Misconceptions About Laminate Flooring
Some common misconceptions about laminate flooring are that it isn’t durable, it looks cheap, it’s hard to take care of, and it’s expensive. While that might be true about some of the older, lower quality products we have seen over the years, it is generally not the case with most of today’s laminates.
How is Laminate Made?
To understand the integrity of laminate, its best to break it down into layers and see what it is made up of.
Backer Paper—This is the layer that keeps the board straight. It protects the core from moisture underneath and a lot of the newest products will have a foam pad attached to it.
Core—Made up of either MDF (medium-density fibreboard) or HDF (high-density fibreboard). Both of these are made from softwood fibres that are broken down, combined with wax and resin, and formed into panels using heat and pressure.
Decorative Paper—A layer of high-quality print paper. Usually in a wood pattern, but can also be stone or other artistic patterns.
Wear Layer—This seals and protects the floor from wear, scuffs, scrapes, and scratches. It also shields the decorative paper from UV lights that can fade the colour.
The laminates we see today are made of these quality layers fused together at high temperatures. There are two methods for fusing laminates:
Direct Pressure Laminate (DPL)
The most common method is Direct Pressure Laminate (DPL). DPL uses 300-500 PSI and creates a durability rating of AC 1 – 4 and a more realistic looking product.
High Pressure Laminate (HPL)
High Pressure Laminate (HPL) uses 1300+ PSI and creates a laminate with a durability of AC 5 – 6; however, the product will look a little less realistic and feel really hard.
What is an AC Rating?

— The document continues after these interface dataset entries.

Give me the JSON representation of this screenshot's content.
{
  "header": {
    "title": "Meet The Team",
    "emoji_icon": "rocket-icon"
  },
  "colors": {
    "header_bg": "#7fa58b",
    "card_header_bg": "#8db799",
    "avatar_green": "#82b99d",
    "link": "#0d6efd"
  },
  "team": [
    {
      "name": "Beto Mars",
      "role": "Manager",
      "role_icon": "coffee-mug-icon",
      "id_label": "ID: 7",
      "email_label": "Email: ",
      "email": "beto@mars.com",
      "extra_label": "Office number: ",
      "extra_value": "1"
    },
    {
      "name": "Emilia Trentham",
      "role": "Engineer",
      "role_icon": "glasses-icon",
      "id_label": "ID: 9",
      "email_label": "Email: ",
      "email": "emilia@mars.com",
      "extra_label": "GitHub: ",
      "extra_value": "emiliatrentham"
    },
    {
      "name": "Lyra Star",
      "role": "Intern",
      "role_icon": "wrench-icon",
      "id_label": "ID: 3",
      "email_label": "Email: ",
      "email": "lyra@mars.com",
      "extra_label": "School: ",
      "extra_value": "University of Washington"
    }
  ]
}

The AC rating on your laminate lets you know how it will perform in your home. AC 5-6 are considered commercial grade products, whereas AC 3 or 4 are recommended as a good product for a retail house. Always be careful and ask the right questions when you are out shopping, some of the less reputable flooring manufacturers that don’t own their own factories overseas will sometimes sell an AC 1 or 2 and illegally call it an AC 3 or 4. The best way to make sure you are getting a quality product is to talk to a local flooring expert.
How Does Laminate Perform in Wet Areas?

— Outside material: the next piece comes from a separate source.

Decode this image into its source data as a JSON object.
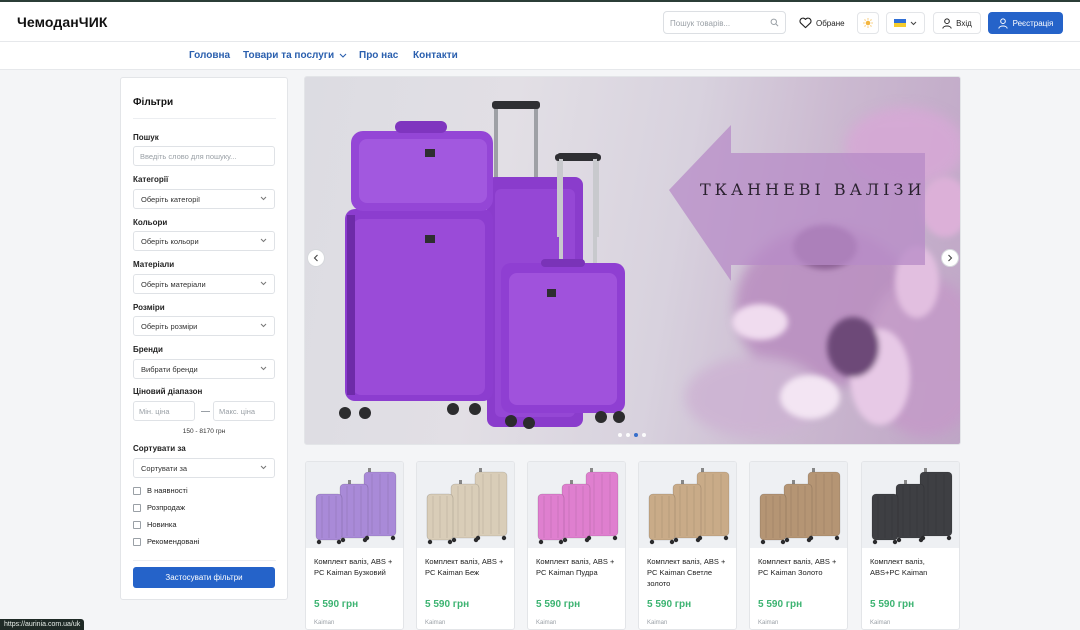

Another big misconception about laminate flooring is that it doesn’t perform well in wet areas. In the past, this has been true, which is why we have seen such a boom in the market with vinyl plank. Given the particle board core that makes up laminate flooring, it will swell when exposed to water. This is why the last few years of advancements have been huge for the industry.
Today’s standard laminates will have a waxed edge. This prevents water from instantly reaching the core and causing swelling. Most laminates are now capable of being put in a kitchen with no negative side effects, as long as spills are cleaned up right away. There are also now waterproof and water-resistant laminates. These products are either made to have a seal along the locking system or are injected with a waterproof resin into the core upon production. A lot of these products come with a 72 hour standing water warranty, as well as other excellent pet accident warranties. These new products can go into bathrooms, laundry rooms, and entrance ways with ease, giving vinyl plank flooring a run for its money.
Laminate flooring has always looked and felt more like real hardwood than vinyl plank flooring. It is also incredibly more scratch resistant. Now that it is waterproof at a price point that is comparable or less than vinyl plank, laminate flooring is making a comeback! Come and speak with a Kingston Flooring expert today if you want to learn more about the different waterproof and water resistant laminates we have to offer.